> TO DO
Show all lines from the listing below that contain "name".

──────── MATERIAL SUPPLIED

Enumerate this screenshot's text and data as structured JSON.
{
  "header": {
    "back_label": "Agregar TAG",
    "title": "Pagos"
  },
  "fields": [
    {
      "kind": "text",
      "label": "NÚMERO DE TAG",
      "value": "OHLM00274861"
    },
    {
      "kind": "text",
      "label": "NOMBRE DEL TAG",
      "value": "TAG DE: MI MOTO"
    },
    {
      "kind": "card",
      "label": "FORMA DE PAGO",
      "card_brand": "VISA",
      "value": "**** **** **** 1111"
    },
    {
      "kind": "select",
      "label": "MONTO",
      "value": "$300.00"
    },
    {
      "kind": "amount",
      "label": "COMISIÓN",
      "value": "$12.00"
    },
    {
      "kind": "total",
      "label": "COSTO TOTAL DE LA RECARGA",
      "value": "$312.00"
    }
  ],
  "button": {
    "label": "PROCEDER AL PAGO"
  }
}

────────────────
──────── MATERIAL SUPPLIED

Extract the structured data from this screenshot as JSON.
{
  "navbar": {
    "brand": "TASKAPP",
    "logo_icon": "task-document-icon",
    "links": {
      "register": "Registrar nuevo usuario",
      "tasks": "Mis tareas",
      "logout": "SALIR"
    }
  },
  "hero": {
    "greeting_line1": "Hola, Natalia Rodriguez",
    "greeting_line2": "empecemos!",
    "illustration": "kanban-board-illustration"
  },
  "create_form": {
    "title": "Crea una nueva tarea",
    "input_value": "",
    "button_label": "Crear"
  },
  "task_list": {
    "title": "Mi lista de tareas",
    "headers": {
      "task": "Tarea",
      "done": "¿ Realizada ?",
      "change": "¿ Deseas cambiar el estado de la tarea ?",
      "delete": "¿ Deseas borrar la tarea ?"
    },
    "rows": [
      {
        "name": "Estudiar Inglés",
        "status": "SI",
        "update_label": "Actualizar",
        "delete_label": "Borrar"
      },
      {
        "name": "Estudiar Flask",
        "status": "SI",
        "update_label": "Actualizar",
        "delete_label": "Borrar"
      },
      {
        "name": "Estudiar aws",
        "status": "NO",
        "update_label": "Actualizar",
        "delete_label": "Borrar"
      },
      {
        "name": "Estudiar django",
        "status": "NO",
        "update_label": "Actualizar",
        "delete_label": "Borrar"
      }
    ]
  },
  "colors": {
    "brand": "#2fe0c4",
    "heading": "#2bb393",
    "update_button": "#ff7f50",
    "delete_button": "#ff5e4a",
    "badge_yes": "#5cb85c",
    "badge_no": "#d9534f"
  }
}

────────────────

> RESPONSE TO THIS TASK
        "name": "Estudiar Inglés",
        "name": "Estudiar Flask",
        "name": "Estudiar aws",
        "name": "Estudiar django",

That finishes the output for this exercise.